A few years ago, I was given exclusive access to interview a British citizen who had travelled to Syria in 2013 to fight against Bashar Al Assad’s murderous regime. Sufean Mostafa Kamal, who I met inside a high security detention centre just outside the Turkish city of Izmir, told me he had responded to cries for assistance from opposition groups inside Syria – the same groups that countries including the US and UK were supporting and arming. At the time, thousands of foreign fighters interpreted this support as an indirect endorsement of foreign mercenaries, because while these governments did not implicitly encourage their untrained and unarmed citizens to fight foreign wars, few actually prohibited it. In fact, history reveals that independent outside forces have often taken part in direct combat in numerous countries, including Afghanistan, Iraq, and Bosnia.
However, as terrorist groups such as ISIS began to emerge inside Syria and Iraq, a sense of disquiet arose about these fighters’ motives, including the likelihood of them becoming radicalised, and the security threat they could pose if, and when, they returned home. In the midst of all these concerns, and as support for opposition groups ebbed away, those fighters who had been surreptitiously encouraged were conveniently brushed aside. This was despite the fact that while it is believed that 5000 or so foreign fighters went from Europe to Syria, it is also acknowledged that not all of them joined ISIS. Yet many who returned home were arrested and prosecuted, while others were accused of harbouring what was often disparagingly described as jihadist ideology. In Kamal’s case, he was stripped of his British citizenship in 2017 on suspicion of having connections with terrorist organisations during the six years he was in Syria – something he vehemently denies and has not been given the opportunity to challenge in a court of law.

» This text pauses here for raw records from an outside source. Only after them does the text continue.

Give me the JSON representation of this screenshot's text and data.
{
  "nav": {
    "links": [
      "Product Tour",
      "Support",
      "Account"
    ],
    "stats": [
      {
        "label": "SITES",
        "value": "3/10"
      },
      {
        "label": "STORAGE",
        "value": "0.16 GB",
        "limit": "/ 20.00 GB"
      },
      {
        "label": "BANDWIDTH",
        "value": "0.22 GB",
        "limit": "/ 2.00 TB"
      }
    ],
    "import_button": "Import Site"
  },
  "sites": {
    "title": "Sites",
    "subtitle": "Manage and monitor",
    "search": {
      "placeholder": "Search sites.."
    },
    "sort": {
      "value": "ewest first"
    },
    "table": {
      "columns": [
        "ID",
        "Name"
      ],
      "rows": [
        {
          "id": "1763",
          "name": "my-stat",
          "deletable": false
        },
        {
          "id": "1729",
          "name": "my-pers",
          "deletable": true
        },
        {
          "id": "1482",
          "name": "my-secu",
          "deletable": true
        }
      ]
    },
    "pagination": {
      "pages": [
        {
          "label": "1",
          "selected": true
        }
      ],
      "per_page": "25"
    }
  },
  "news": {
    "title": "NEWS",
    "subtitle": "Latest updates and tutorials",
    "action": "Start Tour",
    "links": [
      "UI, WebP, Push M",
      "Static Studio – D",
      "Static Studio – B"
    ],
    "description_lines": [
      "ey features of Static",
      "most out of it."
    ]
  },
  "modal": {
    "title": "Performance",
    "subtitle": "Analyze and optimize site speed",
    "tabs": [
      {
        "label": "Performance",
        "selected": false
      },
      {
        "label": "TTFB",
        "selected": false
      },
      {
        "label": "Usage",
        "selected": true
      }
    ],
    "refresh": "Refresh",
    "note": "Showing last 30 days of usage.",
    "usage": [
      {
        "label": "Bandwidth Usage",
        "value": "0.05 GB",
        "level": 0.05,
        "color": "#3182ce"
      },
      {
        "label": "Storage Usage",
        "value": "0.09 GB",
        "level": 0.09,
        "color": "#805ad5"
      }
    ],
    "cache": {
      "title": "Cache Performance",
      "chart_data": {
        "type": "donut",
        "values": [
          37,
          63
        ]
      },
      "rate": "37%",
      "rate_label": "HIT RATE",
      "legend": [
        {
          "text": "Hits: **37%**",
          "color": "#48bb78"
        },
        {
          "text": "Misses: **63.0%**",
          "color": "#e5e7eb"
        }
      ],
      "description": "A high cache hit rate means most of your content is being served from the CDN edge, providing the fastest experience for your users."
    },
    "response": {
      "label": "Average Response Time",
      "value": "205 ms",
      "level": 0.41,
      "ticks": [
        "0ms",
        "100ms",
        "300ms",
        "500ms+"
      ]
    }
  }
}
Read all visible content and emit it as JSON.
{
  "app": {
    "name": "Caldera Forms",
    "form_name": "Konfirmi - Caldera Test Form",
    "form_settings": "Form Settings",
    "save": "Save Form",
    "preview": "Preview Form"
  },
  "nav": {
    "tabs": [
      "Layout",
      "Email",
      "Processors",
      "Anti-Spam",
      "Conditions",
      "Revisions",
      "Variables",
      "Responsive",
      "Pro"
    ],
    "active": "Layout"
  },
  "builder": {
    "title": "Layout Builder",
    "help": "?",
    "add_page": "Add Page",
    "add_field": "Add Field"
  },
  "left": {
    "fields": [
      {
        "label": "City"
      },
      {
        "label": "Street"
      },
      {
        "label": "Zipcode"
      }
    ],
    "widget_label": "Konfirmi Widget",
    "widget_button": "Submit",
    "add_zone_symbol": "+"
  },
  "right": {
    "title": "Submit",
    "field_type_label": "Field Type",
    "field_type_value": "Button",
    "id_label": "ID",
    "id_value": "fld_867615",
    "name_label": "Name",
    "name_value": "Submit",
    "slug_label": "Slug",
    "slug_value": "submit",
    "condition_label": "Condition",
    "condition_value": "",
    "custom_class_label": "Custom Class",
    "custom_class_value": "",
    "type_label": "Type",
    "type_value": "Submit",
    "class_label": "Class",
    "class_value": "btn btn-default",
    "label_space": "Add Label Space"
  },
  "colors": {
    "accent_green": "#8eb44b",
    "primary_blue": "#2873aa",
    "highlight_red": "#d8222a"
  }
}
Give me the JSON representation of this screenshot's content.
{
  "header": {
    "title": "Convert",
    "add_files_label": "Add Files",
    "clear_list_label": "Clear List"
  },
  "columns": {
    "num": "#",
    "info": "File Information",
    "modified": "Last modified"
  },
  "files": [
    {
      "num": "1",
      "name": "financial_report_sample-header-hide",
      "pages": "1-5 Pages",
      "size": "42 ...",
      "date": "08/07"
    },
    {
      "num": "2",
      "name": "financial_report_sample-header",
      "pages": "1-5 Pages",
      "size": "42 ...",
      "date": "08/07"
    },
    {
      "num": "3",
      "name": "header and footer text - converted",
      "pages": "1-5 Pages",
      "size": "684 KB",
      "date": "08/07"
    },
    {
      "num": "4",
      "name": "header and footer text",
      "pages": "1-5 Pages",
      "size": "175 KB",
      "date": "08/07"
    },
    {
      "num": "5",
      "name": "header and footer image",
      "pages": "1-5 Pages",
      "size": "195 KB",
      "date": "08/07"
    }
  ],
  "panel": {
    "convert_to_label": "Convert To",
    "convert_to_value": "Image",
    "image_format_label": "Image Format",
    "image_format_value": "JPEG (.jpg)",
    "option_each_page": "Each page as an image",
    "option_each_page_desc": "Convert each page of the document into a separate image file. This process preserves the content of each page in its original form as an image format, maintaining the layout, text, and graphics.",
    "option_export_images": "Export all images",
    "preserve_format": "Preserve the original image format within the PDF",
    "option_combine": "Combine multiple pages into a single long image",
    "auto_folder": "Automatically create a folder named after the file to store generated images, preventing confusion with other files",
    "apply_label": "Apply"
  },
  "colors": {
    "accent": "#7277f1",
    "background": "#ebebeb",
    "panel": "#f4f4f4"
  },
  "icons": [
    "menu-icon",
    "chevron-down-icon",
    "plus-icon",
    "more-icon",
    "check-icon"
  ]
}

Now, we are witnessing a similar scenario in Eastern Europe as foreign nationals travel to Ukraine to help fight the Russian invasion. It follows an unprecedented attempt by President Volodymyr Zelensky to create the country’s own international legion by calling on “citizens of the world” to fight “Russian war criminals,” adding that the first of 16,000 foreign fighters had already started making their way to Ukraine “to protect freedom and life for us, and for all”.
In stark contrast to the UK’s position on the war in Syria, his pleas were endorsed by the UK Foreign Secretary Liz Truss, who told the BBC: “If people want to support that struggle, I will support them doing that.” Her position also contradicts that of the former Home Secretary Sajid Javid, who introduced a law in 2019 stating that British citizens who travelled to designated conflict zones could face up to ten years in prison.
But although the British Prime Minister Boris Johnson has distanced himself from Truss’ comments, saying that the UK was not “actively” supporting volunteers going to fight, no formal representations to that effect have been made to the Ukrainian embassy in London, which has been processing applications from those who want to travel to Ukraine in order to help defend the country. Admittedly, it is asking for documents confirming military service or work with law enforcement agencies, but that has not prevented those without any combat training from taking their chances.
The Ukrainian embassy in Washington is doing the same, while the question of US citizens travelling to Ukraine for the same purpose has yet to be directly answered by the US Secretary of State Antony Blinken.
If there is reticence, it is understandable. For outside powers, if their nationals become part of the Ukrainian war, it means the countries are too, albeit inadvertently. But it is more than that. One of the most compelling reasons given for discouraging British and other nationals from fighting in Syria, Iraq and other countries was the risk that they may join terrorist groups. Yet little has been made of the fact that right-wing extremists and white supremacists have been operating in eastern and other parts of Ukraine for years, some of which fall within the definition of what constitutes a terrorist organisation. Despite this, not much attention has been given to the possibility of foreign fighters becoming radicalised in Ukraine and the risks they may pose on return.
It is too soon to predict how many foreign fighters from western nations will travel to Ukraine and how they will be treated on their return, but it will be telling if they are given a hero’s welcome rather than arrested and considered threats in the same way many Muslim men have been. Or worse, if they are stripped of their citizenship.
The nature of the response to millions of innocent Ukrainians being subjected to unspeakable horrors in the hands of the despotic megalomaniac that is Vladimir Putin compared with the sufferings of those further afield is notable. It ranges from the degree of sympathy for refugees crossing into countries such as Poland and Hungary, to the sheer disbelief that ‘white’ ‘blue-eyed’ people can suffer such atrocities. The attitude towards of foreign fighters heading for Ukraine is another aspect of this prevailing wider demonstration of double standards.
Kamal told me he believed he was stripped of his citizenship because he is Muslim, pointing to the fact that there was no evidence against him. He also told me he believed that while fighting in the name of defending the western values of democracy is considered acceptable by the West, a presumed motivation based on the Islamic ideology of justice is not. Given the muted response by some nations at the prospect of foreign fighters heading for Ukraine, one can’t help but think he has a point.